    Search for more papers by this author
  • Borut Štrukelj

    1. Department of Pharmaceutical Biology, Faculty of Pharmacy, University of Ljubljana, Aškerčeva 7, SI-1000 Ljubljana, Slovenia
    Search for more papers by this author

Abstract

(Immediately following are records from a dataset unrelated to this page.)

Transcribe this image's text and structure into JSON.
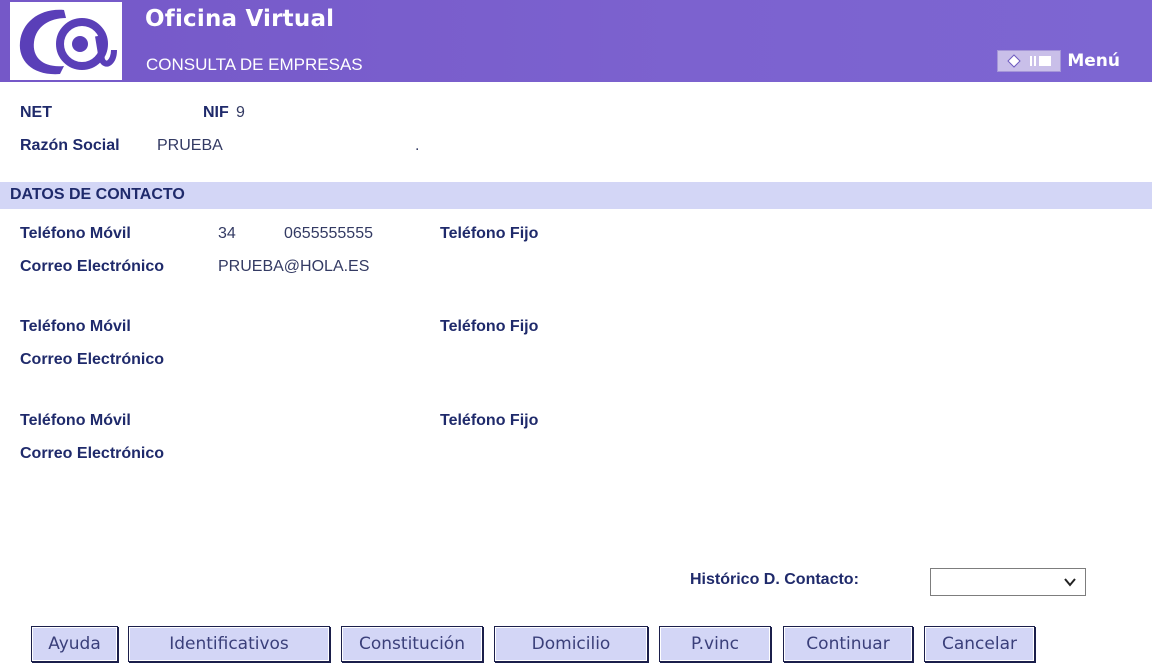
{
  "header": {
    "title": "Oficina Virtual",
    "subtitle": "CONSULTA DE EMPRESAS",
    "menu_label": "Menú",
    "logo_text": "C@"
  },
  "company": {
    "net_label": "NET",
    "nif_label": "NIF",
    "nif_value": "9",
    "razon_label": "Razón Social",
    "razon_value": "PRUEBA",
    "razon_trailing": "."
  },
  "section": {
    "title": "DATOS DE CONTACTO"
  },
  "contacts": [
    {
      "mobile_label": "Teléfono Móvil",
      "prefix": "34",
      "mobile_value": "0655555555",
      "landline_label": "Teléfono Fijo",
      "email_label": "Correo Electrónico",
      "email_value": "PRUEBA@HOLA.ES"
    },
    {
      "mobile_label": "Teléfono Móvil",
      "prefix": "",
      "mobile_value": "",
      "landline_label": "Teléfono Fijo",
      "email_label": "Correo Electrónico",
      "email_value": ""
    },
    {
      "mobile_label": "Teléfono Móvil",
      "prefix": "",
      "mobile_value": "",
      "landline_label": "Teléfono Fijo",
      "email_label": "Correo Electrónico",
      "email_value": ""
    }
  ],
  "history": {
    "label": "Histórico D. Contacto:",
    "selected": ""
  },
  "buttons": [
    "Ayuda",
    "Identificativos",
    "Constitución",
    "Domicilio",
    "P.vinc",
    "Continuar",
    "Cancelar"
  ],
  "colors": {
    "header": "#7a5fcc",
    "section_bar": "#d3d6f6",
    "label": "#1f2a6b",
    "button_bg": "#d3d6f6"
  }
}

Lipids are important components in human nutrition; however, their increased intake contributes to the development of obesity and can lead to multiple long-term complications. Pancreatic lipase (triacylglycerol acylhydrolase, EC 3.1.1.3) is a key enzyme for the absorption of dietary triglycerides. Interference with fat hydrolysis results in the reduced utilization of ingested lipids, therefore inhibition of lipases decreases fat absorption. Extracts from 106 species of medicinal plants, vegetables and fruits were screened for potential lipase inhibitory activity. p-Nitrophenylpalmitate and 5-bromo-4-chloro-3-indoxylpalmitate were used as substrates in an in vitro test with crude porcine pancreatic lipase. Bearberry (Arctostaphylos uva-ursi), garden pea (Pisum sativum), Norway spruce (Picea abies) and large-leaved lime (Tilia platyphyllos) extracts were the most active. Additionally, the activity of selected extracts with removed polyphenols was measured. Extracts of bearberry, garden pea and large-leaved lime are a promising source for developing functional foods or isolating active compounds. Copyright © 2008 John Wiley & Sons, Ltd.

Ancillary